■ **DATA PROVIDED**:

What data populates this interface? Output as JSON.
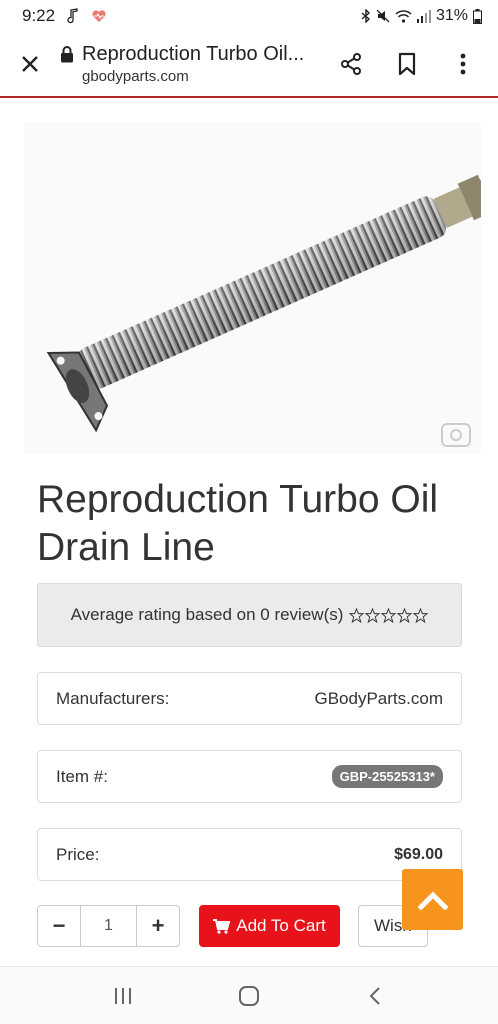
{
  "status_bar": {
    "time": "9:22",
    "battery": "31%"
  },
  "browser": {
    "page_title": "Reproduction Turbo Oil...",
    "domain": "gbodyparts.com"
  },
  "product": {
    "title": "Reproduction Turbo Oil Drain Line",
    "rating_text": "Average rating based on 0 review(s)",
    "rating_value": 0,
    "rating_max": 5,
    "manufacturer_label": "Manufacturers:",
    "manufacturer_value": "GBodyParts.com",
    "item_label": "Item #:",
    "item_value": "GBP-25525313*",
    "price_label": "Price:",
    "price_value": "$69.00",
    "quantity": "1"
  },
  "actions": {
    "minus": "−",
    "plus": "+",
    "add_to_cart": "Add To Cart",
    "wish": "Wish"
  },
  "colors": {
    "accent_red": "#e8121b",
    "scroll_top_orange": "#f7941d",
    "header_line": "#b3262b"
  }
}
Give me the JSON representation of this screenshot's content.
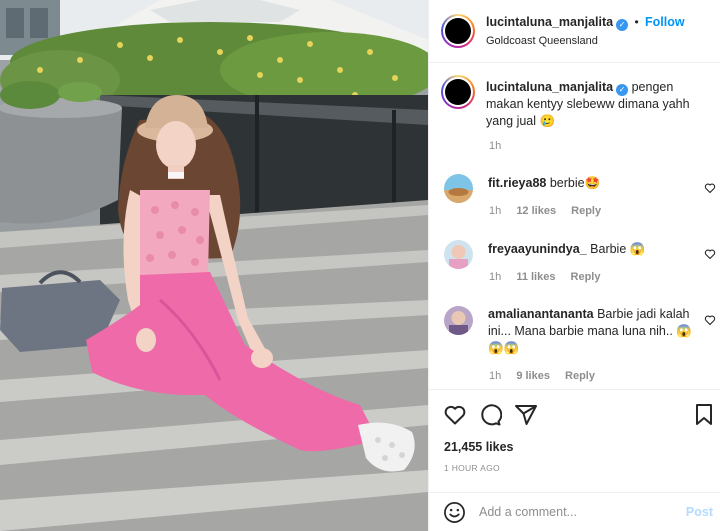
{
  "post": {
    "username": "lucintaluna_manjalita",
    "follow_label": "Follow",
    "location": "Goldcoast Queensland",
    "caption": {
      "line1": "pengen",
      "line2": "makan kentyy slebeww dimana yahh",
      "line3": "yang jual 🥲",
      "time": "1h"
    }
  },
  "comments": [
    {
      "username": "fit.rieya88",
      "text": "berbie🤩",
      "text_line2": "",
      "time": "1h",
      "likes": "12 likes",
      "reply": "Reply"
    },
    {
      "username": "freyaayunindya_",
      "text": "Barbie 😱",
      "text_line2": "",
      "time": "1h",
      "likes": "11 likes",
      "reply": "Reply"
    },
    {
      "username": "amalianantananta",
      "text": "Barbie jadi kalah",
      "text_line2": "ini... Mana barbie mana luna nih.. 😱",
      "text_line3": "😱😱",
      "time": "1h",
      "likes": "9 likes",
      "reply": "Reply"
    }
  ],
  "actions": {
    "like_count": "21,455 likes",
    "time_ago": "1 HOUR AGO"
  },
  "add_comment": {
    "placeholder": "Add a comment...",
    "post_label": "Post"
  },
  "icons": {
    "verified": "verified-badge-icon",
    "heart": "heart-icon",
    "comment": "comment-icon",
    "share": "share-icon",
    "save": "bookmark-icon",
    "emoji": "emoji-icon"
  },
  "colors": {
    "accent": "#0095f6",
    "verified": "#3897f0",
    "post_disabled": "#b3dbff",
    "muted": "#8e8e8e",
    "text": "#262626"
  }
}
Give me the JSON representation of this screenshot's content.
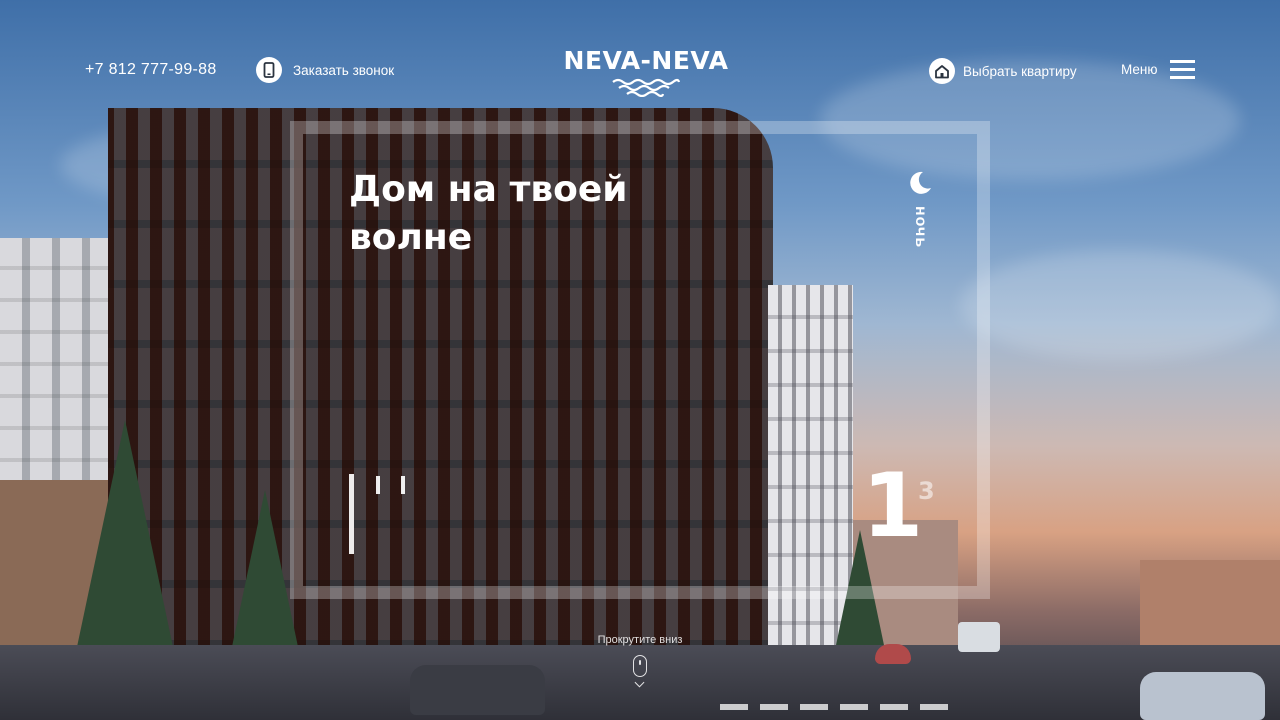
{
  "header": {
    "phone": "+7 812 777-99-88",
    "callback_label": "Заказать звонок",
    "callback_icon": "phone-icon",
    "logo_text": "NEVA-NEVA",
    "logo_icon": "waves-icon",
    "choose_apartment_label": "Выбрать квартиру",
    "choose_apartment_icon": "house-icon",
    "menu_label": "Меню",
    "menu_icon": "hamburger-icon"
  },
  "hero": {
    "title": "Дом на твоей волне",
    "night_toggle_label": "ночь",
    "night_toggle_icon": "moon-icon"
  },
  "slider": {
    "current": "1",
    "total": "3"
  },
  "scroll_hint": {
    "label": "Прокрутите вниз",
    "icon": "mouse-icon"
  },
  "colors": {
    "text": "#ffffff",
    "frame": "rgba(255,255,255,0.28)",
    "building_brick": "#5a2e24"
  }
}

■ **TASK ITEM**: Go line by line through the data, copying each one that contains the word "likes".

■ **EXERCISE OUTPUT**:
      "likes": "12 likes",
      "likes": "11 likes",
      "likes": "9 likes",
    "like_count": "21,455 likes",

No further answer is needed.